Geoff Webb has over 20 years of experience in the tech industry and is the Director of Solution Strategy at NetIQ. He is responsible for all aspects of defining and communicating how the company solves major challenges that organisations face in light of major disruptive trends: cloud, mobility, social identity and others and how NetIQ solutions for identity and access, security and IT operations management enable successful outcomes. Previously, Geoff also served as a senior manager of Product Marketing at NetIQ, and held other management positions at FutureSoft, SurfControl and JSB.

  • Webb highlights a critical issue in this article: making a distinction between external and internal threats is becoming increasingly difficult and less and less relevant.

    Whether due to complacency or naivety, the vast majority of organisations have failed to adapt security processes and procedures to reflect the changing threat landscape. As Webb highlights, growing numbers of data thefts are inside jobs where users are ‘over privileged’ in terms of rights and permissions to roam the network and steal data. However, the other significant knock-on effect from these over-privileged users is that they will also be empowered to do far more damage to the organization if they fall victim to a phishing attack or other malware infection.

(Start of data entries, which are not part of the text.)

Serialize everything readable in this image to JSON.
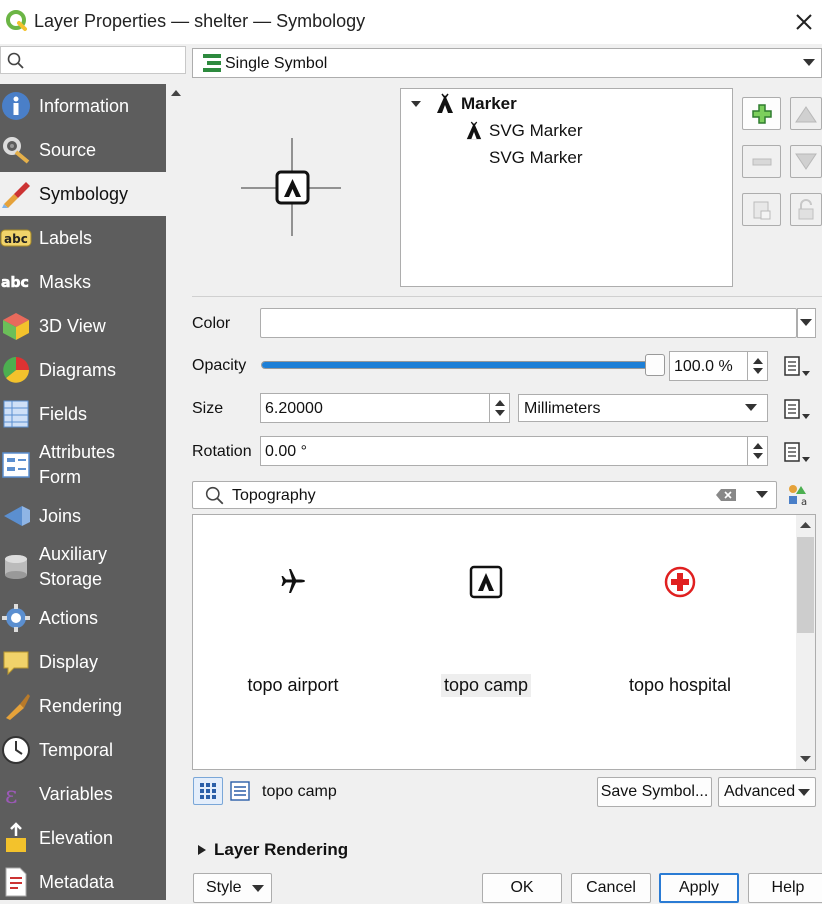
{
  "window": {
    "title": "Layer Properties — shelter — Symbology"
  },
  "search": {
    "placeholder": ""
  },
  "sidebar": {
    "items": [
      {
        "label": "Information",
        "icon": "information-icon"
      },
      {
        "label": "Source",
        "icon": "source-icon"
      },
      {
        "label": "Symbology",
        "icon": "symbology-icon",
        "selected": true
      },
      {
        "label": "Labels",
        "icon": "labels-icon"
      },
      {
        "label": "Masks",
        "icon": "masks-icon"
      },
      {
        "label": "3D View",
        "icon": "3d-view-icon"
      },
      {
        "label": "Diagrams",
        "icon": "diagrams-icon"
      },
      {
        "label": "Fields",
        "icon": "fields-icon"
      },
      {
        "label": "Attributes\nForm",
        "icon": "attributes-form-icon"
      },
      {
        "label": "Joins",
        "icon": "joins-icon"
      },
      {
        "label": "Auxiliary\nStorage",
        "icon": "auxiliary-storage-icon"
      },
      {
        "label": "Actions",
        "icon": "actions-icon"
      },
      {
        "label": "Display",
        "icon": "display-icon"
      },
      {
        "label": "Rendering",
        "icon": "rendering-icon"
      },
      {
        "label": "Temporal",
        "icon": "temporal-icon"
      },
      {
        "label": "Variables",
        "icon": "variables-icon"
      },
      {
        "label": "Elevation",
        "icon": "elevation-icon"
      },
      {
        "label": "Metadata",
        "icon": "metadata-icon"
      }
    ]
  },
  "renderer": {
    "selected": "Single Symbol"
  },
  "symbol_tree": {
    "root": "Marker",
    "layers": [
      "SVG Marker",
      "SVG Marker"
    ]
  },
  "properties": {
    "color_label": "Color",
    "opacity_label": "Opacity",
    "opacity_value": "100.0 %",
    "opacity_fraction": 1.0,
    "size_label": "Size",
    "size_value": "6.20000",
    "size_unit": "Millimeters",
    "rotation_label": "Rotation",
    "rotation_value": "0.00 °"
  },
  "library": {
    "search_value": "Topography",
    "symbols": [
      {
        "name": "topo airport",
        "icon": "airplane-icon"
      },
      {
        "name": "topo camp",
        "icon": "tent-icon",
        "selected": true
      },
      {
        "name": "topo hospital",
        "icon": "hospital-cross-icon"
      }
    ],
    "selected_name": "topo camp",
    "save_label": "Save Symbol...",
    "advanced_label": "Advanced"
  },
  "layer_rendering": {
    "label": "Layer Rendering"
  },
  "footer": {
    "style_label": "Style",
    "ok_label": "OK",
    "cancel_label": "Cancel",
    "apply_label": "Apply",
    "help_label": "Help"
  },
  "colors": {
    "sidebar_bg": "#5d5d5d",
    "slider_blue": "#1d7fd6",
    "renderer_icon_green": "#2d8a3e",
    "add_green": "#3a9a3a",
    "hospital_red": "#e02020"
  }
}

    In this scenario, it is absolutely critical that organisations start embracing a higher level of best practice and governance in security processes and procedures; but they also need to include an extensive internal defence.

    Organisations need a completely infallible way of detecting the presence of malware. This ideally needs to be a real time alert triggered by any change to file structure that might indicate compromise or the beginning of the slow move towards the central core of the business.

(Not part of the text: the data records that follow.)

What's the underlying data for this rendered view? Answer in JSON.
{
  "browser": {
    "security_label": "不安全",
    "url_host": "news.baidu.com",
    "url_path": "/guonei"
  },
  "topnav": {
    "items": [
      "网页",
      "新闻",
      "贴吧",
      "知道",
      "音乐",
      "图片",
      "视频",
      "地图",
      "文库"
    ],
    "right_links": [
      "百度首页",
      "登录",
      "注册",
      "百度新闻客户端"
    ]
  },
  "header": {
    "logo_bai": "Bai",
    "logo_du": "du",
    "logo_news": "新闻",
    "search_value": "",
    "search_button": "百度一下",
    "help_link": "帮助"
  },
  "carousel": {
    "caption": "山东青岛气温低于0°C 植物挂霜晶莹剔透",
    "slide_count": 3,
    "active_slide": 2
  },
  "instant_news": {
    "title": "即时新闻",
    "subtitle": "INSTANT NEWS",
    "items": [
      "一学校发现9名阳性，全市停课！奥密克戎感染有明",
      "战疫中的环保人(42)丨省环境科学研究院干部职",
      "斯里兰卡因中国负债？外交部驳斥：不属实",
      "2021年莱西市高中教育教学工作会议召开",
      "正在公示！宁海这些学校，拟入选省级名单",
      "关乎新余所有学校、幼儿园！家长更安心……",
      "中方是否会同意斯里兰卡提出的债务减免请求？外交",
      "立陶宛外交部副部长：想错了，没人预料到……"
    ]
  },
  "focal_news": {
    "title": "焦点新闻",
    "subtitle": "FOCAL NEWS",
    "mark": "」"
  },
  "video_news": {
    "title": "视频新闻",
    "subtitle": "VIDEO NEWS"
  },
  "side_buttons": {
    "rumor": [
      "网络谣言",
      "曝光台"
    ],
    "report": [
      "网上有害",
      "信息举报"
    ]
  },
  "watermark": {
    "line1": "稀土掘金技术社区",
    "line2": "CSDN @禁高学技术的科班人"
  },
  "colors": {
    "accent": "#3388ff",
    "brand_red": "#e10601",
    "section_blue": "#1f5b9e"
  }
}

    File Integrity Monitoring (FIM) is proven to radically reduce the risk of security breaches; it raises an alert related to any change in underlying, core file systems – whether that has been achieved by an inside man or an unwittingly phished employee introducing malware, or some other zero day threat blasting unrecognised past the AV defences. Flagging up changes in this way ensures there is no chance of an APT gaining hold; no risk of the stealth attack that gets in and out leaving no trace – there is a trace and the business is immediately notified.

    The fact is that every business is at risk at all times and defences and detection mechanisms must be implemented on the assumption that traditional firewall and AV measures are fallible – and that the lines between the external and internal threat are now intrinsically blurred.

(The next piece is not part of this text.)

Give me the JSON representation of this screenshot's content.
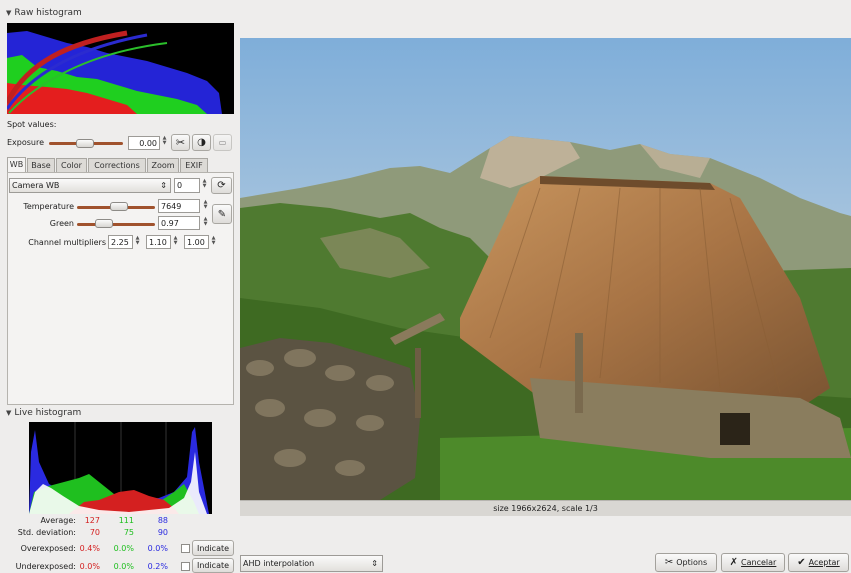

    Mark Kedgley, CTO, New Net Technologies
    http://www.newnettechnologies.com